The answer must be one number: how many lines in the records below contain the word "question".

- _DATASET_
#####

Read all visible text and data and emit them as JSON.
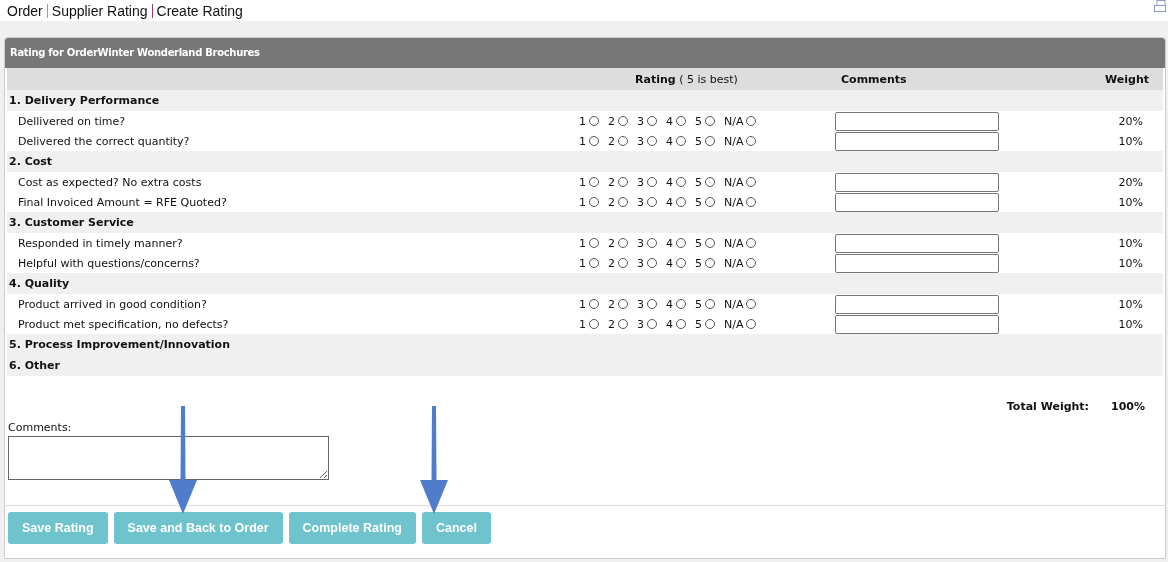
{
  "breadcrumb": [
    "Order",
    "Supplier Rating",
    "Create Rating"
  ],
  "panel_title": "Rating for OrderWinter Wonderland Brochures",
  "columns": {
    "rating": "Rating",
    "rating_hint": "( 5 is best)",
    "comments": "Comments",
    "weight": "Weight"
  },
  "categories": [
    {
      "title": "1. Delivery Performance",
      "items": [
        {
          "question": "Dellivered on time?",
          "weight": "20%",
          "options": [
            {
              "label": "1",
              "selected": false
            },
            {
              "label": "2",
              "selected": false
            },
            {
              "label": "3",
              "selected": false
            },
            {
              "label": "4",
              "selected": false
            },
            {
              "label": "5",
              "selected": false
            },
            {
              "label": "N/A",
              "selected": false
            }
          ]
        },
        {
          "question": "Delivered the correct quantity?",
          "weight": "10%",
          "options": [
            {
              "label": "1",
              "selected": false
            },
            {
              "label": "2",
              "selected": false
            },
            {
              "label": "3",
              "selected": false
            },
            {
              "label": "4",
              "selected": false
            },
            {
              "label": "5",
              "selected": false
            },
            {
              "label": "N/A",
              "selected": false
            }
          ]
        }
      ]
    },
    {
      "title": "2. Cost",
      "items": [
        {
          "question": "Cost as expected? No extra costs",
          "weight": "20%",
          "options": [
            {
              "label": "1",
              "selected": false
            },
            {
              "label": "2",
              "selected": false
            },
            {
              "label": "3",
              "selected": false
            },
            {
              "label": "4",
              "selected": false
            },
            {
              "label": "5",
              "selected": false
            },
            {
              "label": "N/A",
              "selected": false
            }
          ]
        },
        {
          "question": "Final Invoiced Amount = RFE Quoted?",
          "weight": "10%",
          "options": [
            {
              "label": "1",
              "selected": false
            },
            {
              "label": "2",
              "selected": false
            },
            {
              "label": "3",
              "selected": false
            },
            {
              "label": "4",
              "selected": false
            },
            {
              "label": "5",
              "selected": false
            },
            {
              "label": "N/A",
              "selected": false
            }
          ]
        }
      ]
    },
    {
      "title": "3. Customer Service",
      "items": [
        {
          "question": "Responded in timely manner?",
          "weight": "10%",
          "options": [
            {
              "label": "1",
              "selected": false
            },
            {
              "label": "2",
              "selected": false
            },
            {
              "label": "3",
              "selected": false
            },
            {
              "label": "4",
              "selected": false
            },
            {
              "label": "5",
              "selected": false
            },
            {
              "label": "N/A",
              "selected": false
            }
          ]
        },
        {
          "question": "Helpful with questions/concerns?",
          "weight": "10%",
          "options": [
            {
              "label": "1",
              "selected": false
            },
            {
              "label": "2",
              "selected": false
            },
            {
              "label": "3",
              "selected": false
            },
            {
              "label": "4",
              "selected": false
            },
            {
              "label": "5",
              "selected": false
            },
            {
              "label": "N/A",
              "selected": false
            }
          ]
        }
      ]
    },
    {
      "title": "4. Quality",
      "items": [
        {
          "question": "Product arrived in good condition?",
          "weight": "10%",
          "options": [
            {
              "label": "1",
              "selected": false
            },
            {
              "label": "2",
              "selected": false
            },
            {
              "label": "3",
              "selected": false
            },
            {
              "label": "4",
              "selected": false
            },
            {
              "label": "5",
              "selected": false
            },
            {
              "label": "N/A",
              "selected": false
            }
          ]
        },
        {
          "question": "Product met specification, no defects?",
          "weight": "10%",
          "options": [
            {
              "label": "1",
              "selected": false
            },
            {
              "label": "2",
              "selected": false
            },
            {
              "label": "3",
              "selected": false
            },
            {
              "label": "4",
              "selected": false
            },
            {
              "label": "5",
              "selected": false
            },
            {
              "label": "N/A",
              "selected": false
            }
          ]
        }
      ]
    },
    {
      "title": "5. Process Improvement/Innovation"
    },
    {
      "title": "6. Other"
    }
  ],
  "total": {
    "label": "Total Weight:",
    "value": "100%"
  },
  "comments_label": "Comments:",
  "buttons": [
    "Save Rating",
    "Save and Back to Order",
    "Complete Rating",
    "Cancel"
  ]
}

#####

- _RESPONSE BOX_
8